The noise of the briefcase falling on the ground was loud enough to alert the two men and Frank heard the rush of their footsteps closing in. Without wasting another second, Gordon left the scene with the briefcase with him, and ran in the other direction from the train station on a pavement that was filled with people sleeping or shooting injections to their veins. After a long run in the forsaken neighbourhood and very less help from the people around in the area, he felt that he had escaped.
Gordon found one man in black hood at the corner of the street smoking a cigarette, who walked Gordon to the police station. It was a small office that lay in the middle of a malodourous compound at the end of the street. He rushed inside the surprisingly vacant office and spotted one room to his left and he barged inside it. The police station was as sketchy as the neighbourhood, but Gordon did not expect a lot from this god-forsaken region where he was stuck that night.
In that room, he was welcomed coldly by a burly man with greying hair and a big built. His thick grey moustache matched his stern personality. Gordon placed his faith in the stern policeman and narrated the entire incident to him.

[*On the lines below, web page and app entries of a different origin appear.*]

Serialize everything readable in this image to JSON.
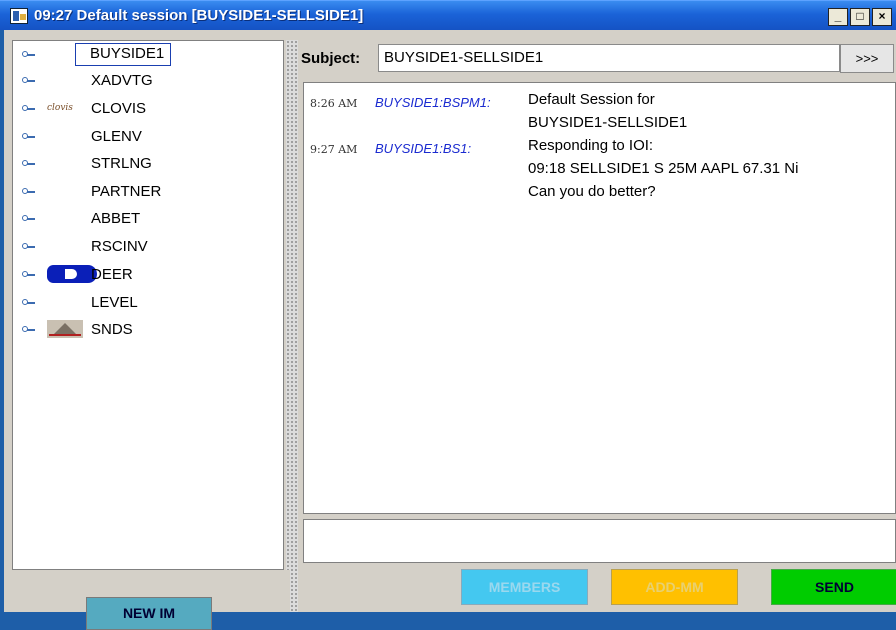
{
  "window": {
    "title": "09:27 Default session [BUYSIDE1-SELLSIDE1]",
    "controls": [
      "minimize",
      "maximize",
      "close"
    ]
  },
  "tree": {
    "items": [
      {
        "label": "BUYSIDE1",
        "selected": true,
        "logo": ""
      },
      {
        "label": "XADVTG",
        "selected": false,
        "logo": ""
      },
      {
        "label": "CLOVIS",
        "selected": false,
        "logo": "clovis"
      },
      {
        "label": "GLENV",
        "selected": false,
        "logo": ""
      },
      {
        "label": "STRLNG",
        "selected": false,
        "logo": ""
      },
      {
        "label": "PARTNER",
        "selected": false,
        "logo": ""
      },
      {
        "label": "ABBET",
        "selected": false,
        "logo": ""
      },
      {
        "label": "RSCINV",
        "selected": false,
        "logo": ""
      },
      {
        "label": "DEER",
        "selected": false,
        "logo": "deer"
      },
      {
        "label": "LEVEL",
        "selected": false,
        "logo": ""
      },
      {
        "label": "SNDS",
        "selected": false,
        "logo": "snds"
      }
    ],
    "clovis_logo_text": "clovis"
  },
  "subject": {
    "label": "Subject:",
    "value": "BUYSIDE1-SELLSIDE1",
    "more_label": ">>>"
  },
  "messages": [
    {
      "time": "8:26 AM",
      "sender": "BUYSIDE1:BSPM1:",
      "lines": [
        "Default Session for",
        "BUYSIDE1-SELLSIDE1"
      ]
    },
    {
      "time": "9:27 AM",
      "sender": "BUYSIDE1:BS1:",
      "lines": [
        "Responding to IOI:",
        "09:18 SELLSIDE1 S 25M AAPL 67.31 Ni",
        "Can you do better?"
      ]
    }
  ],
  "compose": {
    "value": ""
  },
  "buttons": {
    "new_im": "NEW IM",
    "members": "MEMBERS",
    "add_mm": "ADD-MM",
    "send": "SEND"
  },
  "colors": {
    "titlebar": "#1a63d8",
    "new_im": "#55aac0",
    "members": "#44c8f0",
    "add_mm": "#ffc000",
    "send": "#00cc00",
    "sender_text": "#1a2ad0"
  }
}
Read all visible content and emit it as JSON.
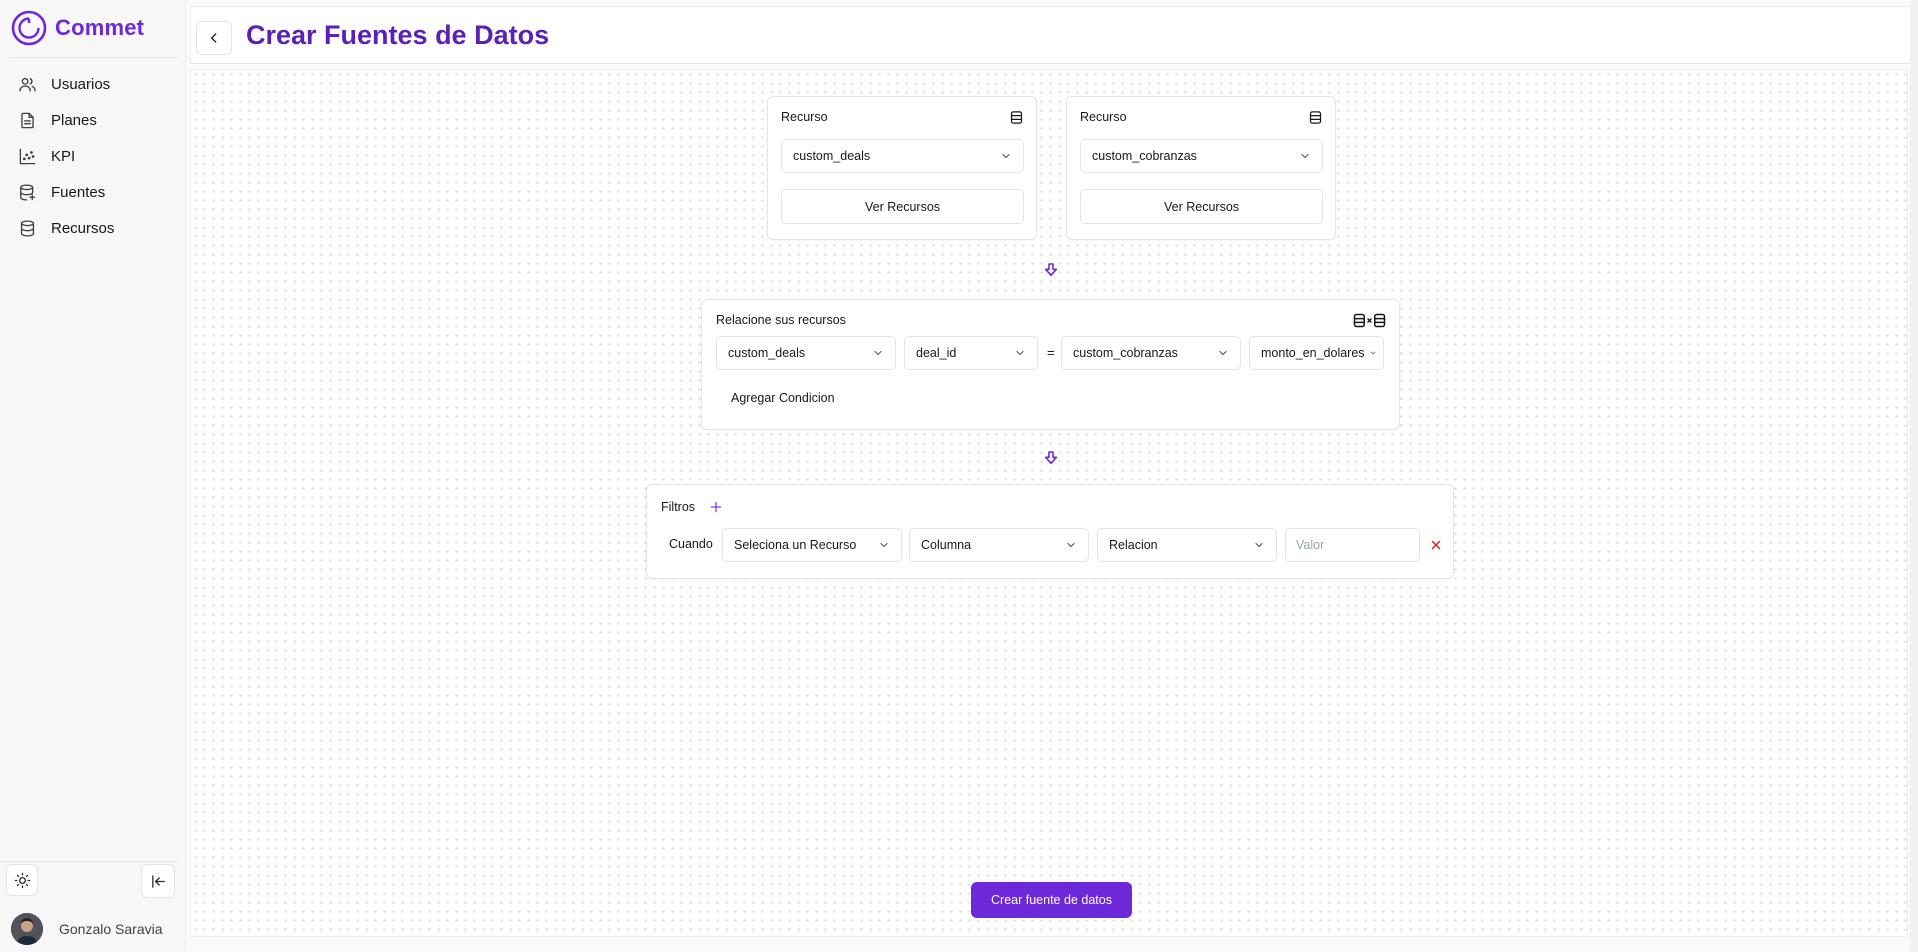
{
  "brand": {
    "name": "Commet",
    "accent": "#6d28d9"
  },
  "sidebar": {
    "items": [
      {
        "label": "Usuarios",
        "icon": "users-icon"
      },
      {
        "label": "Planes",
        "icon": "file-text-icon"
      },
      {
        "label": "KPI",
        "icon": "scatter-chart-icon"
      },
      {
        "label": "Fuentes",
        "icon": "database-plus-icon"
      },
      {
        "label": "Recursos",
        "icon": "database-icon"
      }
    ],
    "user": {
      "name": "Gonzalo Saravia"
    }
  },
  "header": {
    "title": "Crear Fuentes de Datos"
  },
  "resources": [
    {
      "title": "Recurso",
      "selected": "custom_deals",
      "button": "Ver Recursos"
    },
    {
      "title": "Recurso",
      "selected": "custom_cobranzas",
      "button": "Ver Recursos"
    }
  ],
  "relation": {
    "title": "Relacione sus recursos",
    "left_resource": "custom_deals",
    "left_column": "deal_id",
    "operator": "=",
    "right_resource": "custom_cobranzas",
    "right_column": "monto_en_dolares",
    "add_condition": "Agregar Condicion"
  },
  "filters": {
    "title": "Filtros",
    "when_label": "Cuando",
    "resource_placeholder": "Seleciona un Recurso",
    "column_placeholder": "Columna",
    "relation_placeholder": "Relacion",
    "value_placeholder": "Valor"
  },
  "submit": {
    "label": "Crear fuente de datos"
  }
}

“You’re the not the first one to have the knowledge about The Boss. He is feared all across. Kids, adults and others; anyone or everyone could be his target. He has a very strong influence over the political parties and gets away with every accusation with not even a scratch. Killing brings him pleasure and he has not stopped doing so in last some months. He has gripped the entire town under his giant web of violence and corruption, forcing everyone into murderers. Even the saints and the priests have dirtied their hands in this town. You came to the right place, here. You are safe.”
“I will leave this briefcase here.” The trauma in Gordon’s voice was overpowered by the anger that he felt rising in his belly. “It belongs to that man I met in the train.”
“I will take care of it. Soon, all this will be over. His strategy of making others kill, provides him a layer of extra protection. Once we get through that barrier, he will be dead as meat.” The policeman was as cold as he was in the beginning. It seemed to Frank that this was not the first time that he was hearing the anger of a citizen. He felt sad thinking about what happened to those people.
Gordon was flabbergasted. “I hope you have a plan in your mind.”
“What would you do when your family’s life is at stake?” The policeman stared at him with his big silver eyes. “Would you not kill to save them?”
Frank remained quiet. He was outraged at the horrid events that shaped that town. He could have screamed at the unexpected series of events that changed the entire story of his day…possibly his life. He slammed the briefcase on the top of the table with little regard to the respect that the policeman deserved. Before he got up from his seat, the door behind him opened with a creaky voice. He noticed a musty scent once again, and his eyes grew wide open. It was the man from the train. He knew it was him. The scent was so strong. Before his brain could register a reaction, Vergo’s large arms grappled Frank’s neck from behind and snapped it hard, rendering him dead.. His head fell on the table in front of him with a loud thud, his hat fell down on the floor.
“That is number five, Boss,” spoke Brent with very little emotions and he left the office where the Boss formed his shelter, disgusted over the depth of planning the Boss could implement for facilitating kills of innocent people. The man in the black hood followed Brent outside the station.
The Boss sat back in his chair, and a devilish smile was formed on his face at the sight of another dead man. This will never be over.
….to be continued